Wade Davis is an Explorer-in-Residence at the National Geographic Society. Named by the NGS as one of the Explorers for the Millennium, he has been described as “a rare combination of scientist, scholar, poet and passionate defender of all of life’s diversity.” In recent years, his work has taken him to East Africa, Borneo, Nepal, Peru, Polynesia, Tibet, Mali, Benin, Togo, New Guinea, Australia, Colombia, Vanuatu, Mongolia and the high Arctic of Nunuvut and Greenland.
His latest book, Magdalena, River of Dreams: A Story of Columbia tells of his travels on the mighty Magdalena, the river that made possible the nation. In Magdalena, he finds a people who have overcome years of conflict precisely because of their character, informed by an enduring spirit of place, and a deep love of a land that is home to the greatest ecological and geographical diversity on the planet. As Davis explains, only in Colombia can a traveler wash ashore in a coastal desert, follow waterways through wetlands as wide as the sky, ascend narrow tracks through dense tropical forests, and reach verdant Andean valleys rising to soaring ice-clad summits. Both a corridor of commerce and a fountain of culture, the wellspring of Colombian music, literature, poetry, and prayer, the Magdalena has served in dark times as the graveyard of the nation. And yet, always, it returns as a river of life. At once an absorbing adventure and an inspiring tale of hope and redemption, Magdalena gives the reader a rare picture of a nation on the verge of a new period of peace. Braiding together memoir, history, and journalism, he tells the story of the country’s most magnificent river, and in doing so, tells the epic story of Colombia.
Wade Davis has published over 20 book including Into the Silence: The Great War, Mallory, and the Conquest of Everest, the definitive story of the British adventurers who survived the trenches of World War I and went on to risk their lives climbing Mount Everest. His books have been translated into sixteen languages and have sold over 900,000 copies worldwide.

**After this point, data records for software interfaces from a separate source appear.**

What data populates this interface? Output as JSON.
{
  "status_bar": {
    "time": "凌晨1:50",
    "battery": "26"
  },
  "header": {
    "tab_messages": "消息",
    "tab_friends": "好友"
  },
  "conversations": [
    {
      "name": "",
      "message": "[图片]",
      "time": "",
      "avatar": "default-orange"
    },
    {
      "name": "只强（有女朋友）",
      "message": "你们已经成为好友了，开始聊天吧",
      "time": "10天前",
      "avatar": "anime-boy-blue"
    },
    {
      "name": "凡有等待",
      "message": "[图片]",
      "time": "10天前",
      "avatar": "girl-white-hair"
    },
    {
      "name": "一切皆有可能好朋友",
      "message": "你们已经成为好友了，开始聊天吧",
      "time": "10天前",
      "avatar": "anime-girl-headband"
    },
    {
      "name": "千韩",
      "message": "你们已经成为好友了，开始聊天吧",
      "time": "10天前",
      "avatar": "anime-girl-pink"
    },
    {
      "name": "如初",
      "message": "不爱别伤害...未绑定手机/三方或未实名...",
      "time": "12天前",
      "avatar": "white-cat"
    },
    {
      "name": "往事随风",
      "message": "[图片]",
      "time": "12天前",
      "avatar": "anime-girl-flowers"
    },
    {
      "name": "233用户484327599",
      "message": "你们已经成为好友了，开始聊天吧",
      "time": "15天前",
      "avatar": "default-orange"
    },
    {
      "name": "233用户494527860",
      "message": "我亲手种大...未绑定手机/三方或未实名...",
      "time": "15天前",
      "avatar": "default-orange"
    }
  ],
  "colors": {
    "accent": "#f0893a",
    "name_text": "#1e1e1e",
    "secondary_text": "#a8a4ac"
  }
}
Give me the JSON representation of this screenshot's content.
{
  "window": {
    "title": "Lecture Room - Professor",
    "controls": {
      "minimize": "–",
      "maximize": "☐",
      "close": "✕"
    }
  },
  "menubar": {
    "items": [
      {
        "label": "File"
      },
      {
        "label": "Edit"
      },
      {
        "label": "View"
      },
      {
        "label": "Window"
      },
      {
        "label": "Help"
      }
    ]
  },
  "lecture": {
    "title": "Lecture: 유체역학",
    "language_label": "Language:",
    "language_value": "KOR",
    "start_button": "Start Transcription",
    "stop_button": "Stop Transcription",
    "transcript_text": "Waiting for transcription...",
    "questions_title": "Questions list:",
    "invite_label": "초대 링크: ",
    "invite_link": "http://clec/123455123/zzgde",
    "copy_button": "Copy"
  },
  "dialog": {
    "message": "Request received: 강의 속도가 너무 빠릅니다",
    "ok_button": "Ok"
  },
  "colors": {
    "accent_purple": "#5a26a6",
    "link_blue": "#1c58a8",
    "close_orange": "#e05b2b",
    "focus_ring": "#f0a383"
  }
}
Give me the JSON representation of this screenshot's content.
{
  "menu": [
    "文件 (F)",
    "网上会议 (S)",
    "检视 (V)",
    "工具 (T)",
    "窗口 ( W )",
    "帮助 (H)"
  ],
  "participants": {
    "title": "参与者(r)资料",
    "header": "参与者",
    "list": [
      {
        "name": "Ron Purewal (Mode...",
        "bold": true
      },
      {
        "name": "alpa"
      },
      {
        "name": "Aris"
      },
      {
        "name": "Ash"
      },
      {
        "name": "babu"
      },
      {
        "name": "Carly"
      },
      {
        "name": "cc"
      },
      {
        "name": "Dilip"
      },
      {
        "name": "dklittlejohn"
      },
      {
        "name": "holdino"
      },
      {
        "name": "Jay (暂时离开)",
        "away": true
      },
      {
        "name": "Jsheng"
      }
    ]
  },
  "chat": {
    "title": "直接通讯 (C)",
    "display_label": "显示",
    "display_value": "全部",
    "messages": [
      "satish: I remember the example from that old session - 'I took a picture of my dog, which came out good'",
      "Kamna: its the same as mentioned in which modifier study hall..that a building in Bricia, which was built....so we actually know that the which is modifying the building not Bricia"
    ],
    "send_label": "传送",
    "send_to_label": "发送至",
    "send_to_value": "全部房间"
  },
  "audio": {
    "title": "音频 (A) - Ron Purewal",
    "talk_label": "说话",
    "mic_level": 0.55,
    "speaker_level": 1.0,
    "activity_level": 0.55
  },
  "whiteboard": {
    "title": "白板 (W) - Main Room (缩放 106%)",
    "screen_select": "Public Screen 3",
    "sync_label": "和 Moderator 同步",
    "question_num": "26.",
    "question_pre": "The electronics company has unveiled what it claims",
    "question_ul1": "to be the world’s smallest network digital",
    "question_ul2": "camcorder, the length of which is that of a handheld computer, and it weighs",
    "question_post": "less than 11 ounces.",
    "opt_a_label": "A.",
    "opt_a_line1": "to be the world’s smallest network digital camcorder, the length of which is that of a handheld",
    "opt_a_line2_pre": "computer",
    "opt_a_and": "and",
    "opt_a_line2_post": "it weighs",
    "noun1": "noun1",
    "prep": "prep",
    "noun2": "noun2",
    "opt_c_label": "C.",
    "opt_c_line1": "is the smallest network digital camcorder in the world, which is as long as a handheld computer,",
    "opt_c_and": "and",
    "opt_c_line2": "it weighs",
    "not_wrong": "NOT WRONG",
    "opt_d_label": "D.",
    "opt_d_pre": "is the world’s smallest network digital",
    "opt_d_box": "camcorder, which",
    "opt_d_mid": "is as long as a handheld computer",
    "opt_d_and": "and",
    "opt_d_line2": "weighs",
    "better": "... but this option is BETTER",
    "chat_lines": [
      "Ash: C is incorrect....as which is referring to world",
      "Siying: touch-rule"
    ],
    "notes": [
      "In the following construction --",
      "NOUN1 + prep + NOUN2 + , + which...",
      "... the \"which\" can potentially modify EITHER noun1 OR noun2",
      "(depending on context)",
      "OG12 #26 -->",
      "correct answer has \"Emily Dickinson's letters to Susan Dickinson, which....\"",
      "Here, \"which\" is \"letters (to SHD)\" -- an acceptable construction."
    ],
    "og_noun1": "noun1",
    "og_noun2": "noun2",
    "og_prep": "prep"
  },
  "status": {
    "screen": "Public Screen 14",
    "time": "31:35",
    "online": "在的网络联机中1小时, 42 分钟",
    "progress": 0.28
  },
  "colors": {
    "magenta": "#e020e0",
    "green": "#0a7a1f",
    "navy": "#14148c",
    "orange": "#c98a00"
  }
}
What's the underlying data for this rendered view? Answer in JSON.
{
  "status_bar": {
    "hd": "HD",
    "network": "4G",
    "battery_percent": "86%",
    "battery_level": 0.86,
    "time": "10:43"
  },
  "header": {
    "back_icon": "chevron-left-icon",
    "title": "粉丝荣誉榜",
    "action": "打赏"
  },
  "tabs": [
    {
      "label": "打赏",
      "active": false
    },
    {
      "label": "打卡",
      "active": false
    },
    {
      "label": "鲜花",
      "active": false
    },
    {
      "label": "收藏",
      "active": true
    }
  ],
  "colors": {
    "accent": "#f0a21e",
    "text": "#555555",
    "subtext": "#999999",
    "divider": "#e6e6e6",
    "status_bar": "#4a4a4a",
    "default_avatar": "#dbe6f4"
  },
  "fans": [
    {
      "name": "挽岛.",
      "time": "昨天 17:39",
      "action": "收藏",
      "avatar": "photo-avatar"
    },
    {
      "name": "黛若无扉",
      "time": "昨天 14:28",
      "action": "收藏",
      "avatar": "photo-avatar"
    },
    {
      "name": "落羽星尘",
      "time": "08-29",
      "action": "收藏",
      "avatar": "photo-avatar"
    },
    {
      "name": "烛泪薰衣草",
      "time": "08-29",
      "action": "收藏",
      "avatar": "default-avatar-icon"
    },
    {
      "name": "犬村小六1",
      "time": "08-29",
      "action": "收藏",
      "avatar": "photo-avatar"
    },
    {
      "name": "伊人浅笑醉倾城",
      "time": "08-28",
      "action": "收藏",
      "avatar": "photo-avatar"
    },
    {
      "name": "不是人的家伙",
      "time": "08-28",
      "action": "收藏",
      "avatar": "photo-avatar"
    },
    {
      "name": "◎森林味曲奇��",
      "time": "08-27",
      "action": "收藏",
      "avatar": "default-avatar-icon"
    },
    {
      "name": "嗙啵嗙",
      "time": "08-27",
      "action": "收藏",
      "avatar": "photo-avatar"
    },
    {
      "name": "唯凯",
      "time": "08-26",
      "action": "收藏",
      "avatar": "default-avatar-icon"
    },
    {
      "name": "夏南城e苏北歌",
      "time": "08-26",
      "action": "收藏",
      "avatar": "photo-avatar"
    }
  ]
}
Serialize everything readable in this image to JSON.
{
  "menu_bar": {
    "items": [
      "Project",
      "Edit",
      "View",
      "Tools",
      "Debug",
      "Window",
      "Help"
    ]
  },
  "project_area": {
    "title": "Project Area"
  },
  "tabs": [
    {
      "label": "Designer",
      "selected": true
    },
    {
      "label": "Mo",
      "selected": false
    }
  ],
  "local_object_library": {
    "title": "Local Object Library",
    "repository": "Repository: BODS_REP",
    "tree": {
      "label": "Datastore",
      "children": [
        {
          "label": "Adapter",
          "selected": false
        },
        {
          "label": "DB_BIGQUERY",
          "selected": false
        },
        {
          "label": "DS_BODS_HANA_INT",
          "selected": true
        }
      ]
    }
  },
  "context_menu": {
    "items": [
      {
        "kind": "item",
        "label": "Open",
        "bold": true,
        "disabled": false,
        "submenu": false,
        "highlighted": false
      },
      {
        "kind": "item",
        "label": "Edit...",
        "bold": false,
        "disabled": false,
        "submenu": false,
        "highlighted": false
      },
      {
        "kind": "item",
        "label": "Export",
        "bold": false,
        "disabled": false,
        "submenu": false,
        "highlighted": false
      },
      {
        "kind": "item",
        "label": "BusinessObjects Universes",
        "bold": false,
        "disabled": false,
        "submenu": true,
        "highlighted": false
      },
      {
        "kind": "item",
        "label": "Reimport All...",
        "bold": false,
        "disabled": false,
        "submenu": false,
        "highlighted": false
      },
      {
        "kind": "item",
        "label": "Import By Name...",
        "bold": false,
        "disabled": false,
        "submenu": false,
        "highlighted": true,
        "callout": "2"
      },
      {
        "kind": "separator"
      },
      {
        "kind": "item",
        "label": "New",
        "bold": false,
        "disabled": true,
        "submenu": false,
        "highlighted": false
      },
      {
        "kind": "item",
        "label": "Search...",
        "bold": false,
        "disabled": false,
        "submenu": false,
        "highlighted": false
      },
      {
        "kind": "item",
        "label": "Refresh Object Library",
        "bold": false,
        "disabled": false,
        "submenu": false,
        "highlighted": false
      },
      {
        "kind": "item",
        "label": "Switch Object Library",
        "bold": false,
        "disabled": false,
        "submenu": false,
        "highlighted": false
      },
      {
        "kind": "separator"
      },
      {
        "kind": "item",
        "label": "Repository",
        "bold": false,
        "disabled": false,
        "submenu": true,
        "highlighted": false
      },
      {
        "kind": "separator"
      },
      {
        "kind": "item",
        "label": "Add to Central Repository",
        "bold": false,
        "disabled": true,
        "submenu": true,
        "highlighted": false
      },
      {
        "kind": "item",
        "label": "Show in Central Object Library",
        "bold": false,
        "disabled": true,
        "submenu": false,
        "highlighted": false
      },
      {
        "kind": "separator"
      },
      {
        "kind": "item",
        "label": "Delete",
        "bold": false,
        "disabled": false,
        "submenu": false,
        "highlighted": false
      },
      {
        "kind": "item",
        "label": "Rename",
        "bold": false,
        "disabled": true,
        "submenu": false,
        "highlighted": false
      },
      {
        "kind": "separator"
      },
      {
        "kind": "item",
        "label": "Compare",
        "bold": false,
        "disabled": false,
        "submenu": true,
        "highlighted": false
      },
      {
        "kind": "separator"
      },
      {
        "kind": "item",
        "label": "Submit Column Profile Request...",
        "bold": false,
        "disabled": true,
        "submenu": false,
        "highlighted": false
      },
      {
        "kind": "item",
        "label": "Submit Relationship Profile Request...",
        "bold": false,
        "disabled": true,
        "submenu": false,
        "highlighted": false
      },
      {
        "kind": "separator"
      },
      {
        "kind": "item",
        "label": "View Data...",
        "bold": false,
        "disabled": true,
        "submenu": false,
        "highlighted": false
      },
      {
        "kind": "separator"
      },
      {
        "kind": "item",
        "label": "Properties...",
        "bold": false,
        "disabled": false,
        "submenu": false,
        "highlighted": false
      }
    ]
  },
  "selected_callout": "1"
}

An ethnographer, writer, photographer, and filmmaker, he holds degrees in anthropology and biology and received his Ph.D. in ethnobotany, all from Harvard University. He is also the recipient of numerous awards including The Explorers Medal, the highest award of the Explorers Club (2011), the Gold Medal of the Royal Canadian Geographical Society (2009), the 2002 Lowell Thomas Medal (The Explorer’s Club) and the 2002 Lannan Foundation $125,000 prize for literary non-fiction.
His photographs have appeared in some 30 books and more than 100 magazines, journals and newspapers, including National Geographic, Time, Geo, People, Men’s Journal, Outside and National Geographic Adventure. They have been exhibited at the International Center of Photography (I.C.P.), the Annenberg Space for Photography, the Marsha Ralls Gallery, Washington, DC, the United Nations, the Carpenter Center of Harvard University and the Utama Center, Kuala Lumpur, Malaysia.
Photo credit: Adam Dillon.